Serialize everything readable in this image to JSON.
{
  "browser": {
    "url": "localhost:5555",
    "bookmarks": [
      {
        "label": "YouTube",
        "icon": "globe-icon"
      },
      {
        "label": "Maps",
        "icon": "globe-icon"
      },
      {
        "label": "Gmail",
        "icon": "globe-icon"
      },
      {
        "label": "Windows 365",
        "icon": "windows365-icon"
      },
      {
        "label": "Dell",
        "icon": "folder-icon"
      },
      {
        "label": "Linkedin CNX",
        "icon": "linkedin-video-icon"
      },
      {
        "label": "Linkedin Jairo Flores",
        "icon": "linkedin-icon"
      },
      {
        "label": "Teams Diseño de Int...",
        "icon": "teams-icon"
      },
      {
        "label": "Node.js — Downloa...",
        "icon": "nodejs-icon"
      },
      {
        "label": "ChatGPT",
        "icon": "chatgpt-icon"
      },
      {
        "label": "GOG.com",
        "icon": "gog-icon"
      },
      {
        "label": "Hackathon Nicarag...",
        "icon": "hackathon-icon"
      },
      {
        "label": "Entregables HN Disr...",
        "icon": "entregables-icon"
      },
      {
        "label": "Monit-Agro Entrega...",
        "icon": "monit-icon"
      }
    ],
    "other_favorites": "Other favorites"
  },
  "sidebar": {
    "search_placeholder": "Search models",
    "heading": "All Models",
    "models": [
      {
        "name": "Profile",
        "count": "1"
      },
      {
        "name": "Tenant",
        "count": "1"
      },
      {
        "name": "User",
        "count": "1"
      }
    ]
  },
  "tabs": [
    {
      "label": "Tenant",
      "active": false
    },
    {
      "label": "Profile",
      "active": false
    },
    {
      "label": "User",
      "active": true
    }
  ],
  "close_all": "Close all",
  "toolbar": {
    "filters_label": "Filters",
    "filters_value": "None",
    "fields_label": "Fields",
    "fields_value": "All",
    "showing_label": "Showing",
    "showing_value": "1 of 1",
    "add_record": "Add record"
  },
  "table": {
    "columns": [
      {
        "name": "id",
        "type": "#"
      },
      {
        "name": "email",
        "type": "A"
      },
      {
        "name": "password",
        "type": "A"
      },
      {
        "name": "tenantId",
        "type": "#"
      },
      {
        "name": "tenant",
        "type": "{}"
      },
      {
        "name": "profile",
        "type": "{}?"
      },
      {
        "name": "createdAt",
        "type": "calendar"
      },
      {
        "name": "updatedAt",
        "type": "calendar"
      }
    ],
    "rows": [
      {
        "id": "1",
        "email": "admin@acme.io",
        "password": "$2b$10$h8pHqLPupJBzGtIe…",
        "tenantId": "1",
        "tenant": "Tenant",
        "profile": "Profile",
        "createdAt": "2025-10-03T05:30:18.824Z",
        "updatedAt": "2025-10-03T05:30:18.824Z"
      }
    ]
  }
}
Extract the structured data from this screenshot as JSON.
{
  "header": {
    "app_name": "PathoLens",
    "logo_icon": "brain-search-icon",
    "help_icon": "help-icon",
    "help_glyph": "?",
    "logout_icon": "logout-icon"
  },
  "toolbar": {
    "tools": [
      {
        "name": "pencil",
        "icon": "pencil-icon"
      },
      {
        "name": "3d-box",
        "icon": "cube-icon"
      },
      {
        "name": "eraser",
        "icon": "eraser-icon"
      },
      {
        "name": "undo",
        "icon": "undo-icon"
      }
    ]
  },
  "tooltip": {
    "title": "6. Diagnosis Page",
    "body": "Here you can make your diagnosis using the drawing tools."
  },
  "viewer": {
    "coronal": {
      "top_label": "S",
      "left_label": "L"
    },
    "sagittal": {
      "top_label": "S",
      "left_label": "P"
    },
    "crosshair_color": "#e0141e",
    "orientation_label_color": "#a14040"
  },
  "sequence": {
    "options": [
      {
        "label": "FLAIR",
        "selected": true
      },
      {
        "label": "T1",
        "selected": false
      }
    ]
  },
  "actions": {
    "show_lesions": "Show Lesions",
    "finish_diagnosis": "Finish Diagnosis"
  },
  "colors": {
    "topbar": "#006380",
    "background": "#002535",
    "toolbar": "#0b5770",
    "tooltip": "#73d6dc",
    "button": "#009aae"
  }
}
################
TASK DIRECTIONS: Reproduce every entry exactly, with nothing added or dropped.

OUTPUT FOR THIS EXERCISE:
Serialize everything readable in this image to JSON.
{
  "browser": {
    "url": "localhost:5555",
    "bookmarks": [
      {
        "label": "YouTube",
        "icon": "globe-icon"
      },
      {
        "label": "Maps",
        "icon": "globe-icon"
      },
      {
        "label": "Gmail",
        "icon": "globe-icon"
      },
      {
        "label": "Windows 365",
        "icon": "windows365-icon"
      },
      {
        "label": "Dell",
        "icon": "folder-icon"
      },
      {
        "label": "Linkedin CNX",
        "icon": "linkedin-video-icon"
      },
      {
        "label": "Linkedin Jairo Flores",
        "icon": "linkedin-icon"
      },
      {
        "label": "Teams Diseño de Int...",
        "icon": "teams-icon"
      },
      {
        "label": "Node.js — Downloa...",
        "icon": "nodejs-icon"
      },
      {
        "label": "ChatGPT",
        "icon": "chatgpt-icon"
      },
      {
        "label": "GOG.com",
        "icon": "gog-icon"
      },
      {
        "label": "Hackathon Nicarag...",
        "icon": "hackathon-icon"
      },
      {
        "label": "Entregables HN Disr...",
        "icon": "entregables-icon"
      },
      {
        "label": "Monit-Agro Entrega...",
        "icon": "monit-icon"
      }
    ],
    "other_favorites": "Other favorites"
  },
  "sidebar": {
    "search_placeholder": "Search models",
    "heading": "All Models",
    "models": [
      {
        "name": "Profile",
        "count": "1"
      },
      {
        "name": "Tenant",
        "count": "1"
      },
      {
        "name": "User",
        "count": "1"
      }
    ]
  },
  "tabs": [
    {
      "label": "Tenant",
      "active": false
    },
    {
      "label": "Profile",
      "active": false
    },
    {
      "label": "User",
      "active": true
    }
  ],
  "close_all": "Close all",
  "toolbar": {
    "filters_label": "Filters",
    "filters_value": "None",
    "fields_label": "Fields",
    "fields_value": "All",
    "showing_label": "Showing",
    "showing_value": "1 of 1",
    "add_record": "Add record"
  },
  "table": {
    "columns": [
      {
        "name": "id",
        "type": "#"
      },
      {
        "name": "email",
        "type": "A"
      },
      {
        "name": "password",
        "type": "A"
      },
      {
        "name": "tenantId",
        "type": "#"
      },
      {
        "name": "tenant",
        "type": "{}"
      },
      {
        "name": "profile",
        "type": "{}?"
      },
      {
        "name": "createdAt",
        "type": "calendar"
      },
      {
        "name": "updatedAt",
        "type": "calendar"
      }
    ],
    "rows": [
      {
        "id": "1",
        "email": "admin@acme.io",
        "password": "$2b$10$h8pHqLPupJBzGtIe…",
        "tenantId": "1",
        "tenant": "Tenant",
        "profile": "Profile",
        "createdAt": "2025-10-03T05:30:18.824Z",
        "updatedAt": "2025-10-03T05:30:18.824Z"
      }
    ]
  }
}
Extract the structured data from this screenshot as JSON.
{
  "header": {
    "app_name": "PathoLens",
    "logo_icon": "brain-search-icon",
    "help_icon": "help-icon",
    "help_glyph": "?",
    "logout_icon": "logout-icon"
  },
  "toolbar": {
    "tools": [
      {
        "name": "pencil",
        "icon": "pencil-icon"
      },
      {
        "name": "3d-box",
        "icon": "cube-icon"
      },
      {
        "name": "eraser",
        "icon": "eraser-icon"
      },
      {
        "name": "undo",
        "icon": "undo-icon"
      }
    ]
  },
  "tooltip": {
    "title": "6. Diagnosis Page",
    "body": "Here you can make your diagnosis using the drawing tools."
  },
  "viewer": {
    "coronal": {
      "top_label": "S",
      "left_label": "L"
    },
    "sagittal": {
      "top_label": "S",
      "left_label": "P"
    },
    "crosshair_color": "#e0141e",
    "orientation_label_color": "#a14040"
  },
  "sequence": {
    "options": [
      {
        "label": "FLAIR",
        "selected": true
      },
      {
        "label": "T1",
        "selected": false
      }
    ]
  },
  "actions": {
    "show_lesions": "Show Lesions",
    "finish_diagnosis": "Finish Diagnosis"
  },
  "colors": {
    "topbar": "#006380",
    "background": "#002535",
    "toolbar": "#0b5770",
    "tooltip": "#73d6dc",
    "button": "#009aae"
  }
}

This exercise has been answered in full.